The Apostle Paul commands children, in the sixth chapter of Ephesians, to obey their parents in the Lord so that it will go well with them and so that they will enjoy long life on the earth. Paul forcefully argues in this same book that salvation is exclusively obtained by the gracious gift of God to those who do not deserve it. Is this a contradiction? Is he offering long life in exchange for obedience? No, there is no contradiction here. Paul clearly teaches that it is not possible to earn good standing with God, so the long life cannot be understood as achieving some kind of merit. Obedience is a response to God, rather than the source of goodness. The submission that children are to yield to parents is in the same vein as the mutual submission that all are to have to God (5:21), the submission that wives are to have to husbands (5:22), and the submission of slaves to masters. None of these opportunities for submission have any sense of earning credit. Rather, submission is a response of honoring God and living life according to his direction. In this context, God promises blessing to children who obey; he encourages them with the promise that life will go better when God’s order is followed. This is often construed as a “lesser motivation.” It is often taken that way, but I believe it is more consistent with biblical teaching to distinguish between the primary motivation of gratitude to God on one hand, and the encouragement of promised blessing on the other hand. When we begin to motivate our children with specific rewards, we quickly develop a system of rules and manipulation. The biblical reward offered for obedience, by contrast, is the broad, general encouragement of the rich blessings that will attend obedience.

This understanding matches the reason that Christ gives for obedience in Matthew 5:14-16:

“You are the light of the world. A city on a hill cannot be hidden. Neither do people light a lamp and put it under a bowl. Instead they put it on its stand, and it gives light to everyone in the house. In the same way, let your light shine before men, that they may see your good deeds and praise your Father in heaven.

This is true obedience in the Lord – which is the direction given to children in Ephesians 6:1. Even though you can never be certain of your child’s salvation (just as you can never know anyone else’s heart), the Bible gives no other basic motivation for encouraging children. The ultimate goal of bringing honor to God is always the reason for obedience:

So whether you eat or drink or whatever you do, do it all for the glory of God. I Cor. 10:31
And whatever you do, whether in word or deed, do it all in the name of the Lord Jesus, giving thanks to God the Father through him. Col. 3:17
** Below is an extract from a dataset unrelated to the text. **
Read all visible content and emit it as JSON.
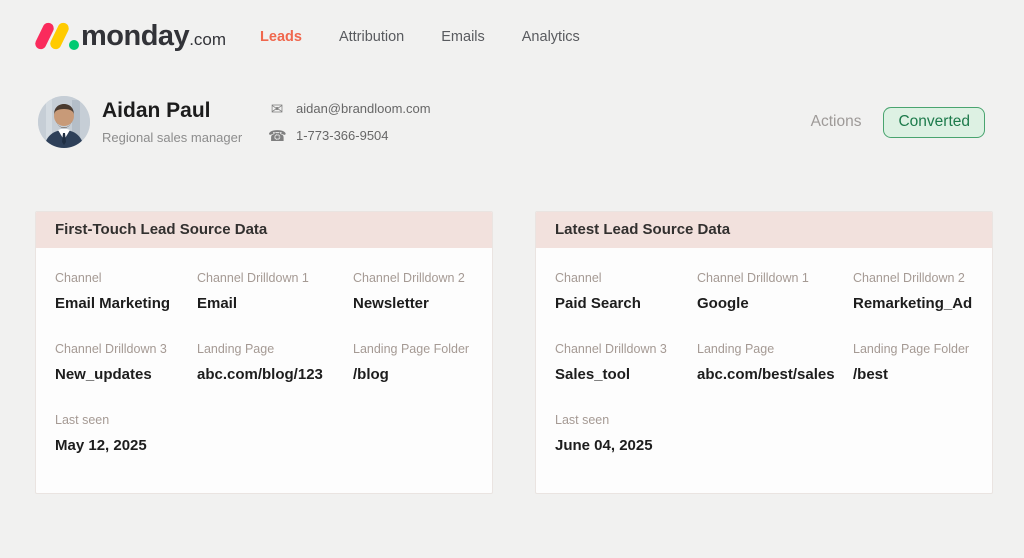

There is no thought in Scripture which indicates that it is appropriate to give motivation for other reasons than bringing honor to God. If there are verses that indicate an immediate benefit, such as a soft answer turns away wrath (Proverbs 15:1), the benefit is always set in a larger context of bringing glory and praise to God. Otherwise, the desire for a soft answer becomes an end in itself, and thus this good thing becomes something that is desired for selfish reasons–that is not a good thing. This is the spirit of Deuteronomy 6:6-7. These words of God are to be taken from the depths of the parent’s heart and impressed on the children. This is why every opportunity to speak, teach and discipline children is an opportunity to present the gospel!

Give this some thought and let me know your thoughts.

Shepherd Press